How to complete this task:
Collect each line of the entries that holds the string "Auto".
Given records START
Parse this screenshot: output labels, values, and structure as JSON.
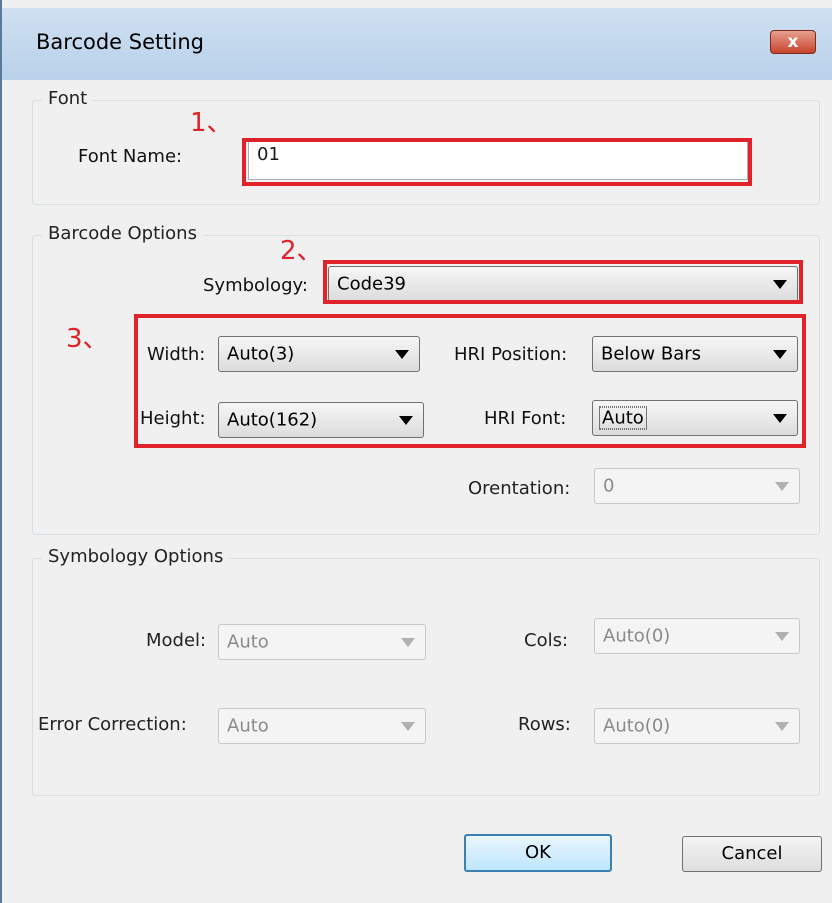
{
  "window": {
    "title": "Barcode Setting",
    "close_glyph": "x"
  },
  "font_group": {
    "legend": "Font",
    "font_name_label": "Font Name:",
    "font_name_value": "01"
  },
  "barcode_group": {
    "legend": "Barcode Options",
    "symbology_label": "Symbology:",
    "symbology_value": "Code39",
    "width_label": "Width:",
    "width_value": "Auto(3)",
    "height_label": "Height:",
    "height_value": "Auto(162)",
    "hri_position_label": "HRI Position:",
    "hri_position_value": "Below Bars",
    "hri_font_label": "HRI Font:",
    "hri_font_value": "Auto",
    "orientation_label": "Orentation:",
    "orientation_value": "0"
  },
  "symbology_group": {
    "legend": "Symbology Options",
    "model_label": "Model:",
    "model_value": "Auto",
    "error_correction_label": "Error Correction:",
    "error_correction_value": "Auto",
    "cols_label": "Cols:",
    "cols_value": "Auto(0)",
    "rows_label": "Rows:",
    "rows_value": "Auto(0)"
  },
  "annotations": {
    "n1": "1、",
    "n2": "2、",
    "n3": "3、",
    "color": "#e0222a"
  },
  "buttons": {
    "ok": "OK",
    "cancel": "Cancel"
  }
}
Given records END
Output of the task:
    "width_value": "Auto(3)",
    "height_value": "Auto(162)",
    "hri_font_value": "Auto",
    "model_value": "Auto",
    "error_correction_value": "Auto",
    "cols_value": "Auto(0)",
    "rows_value": "Auto(0)"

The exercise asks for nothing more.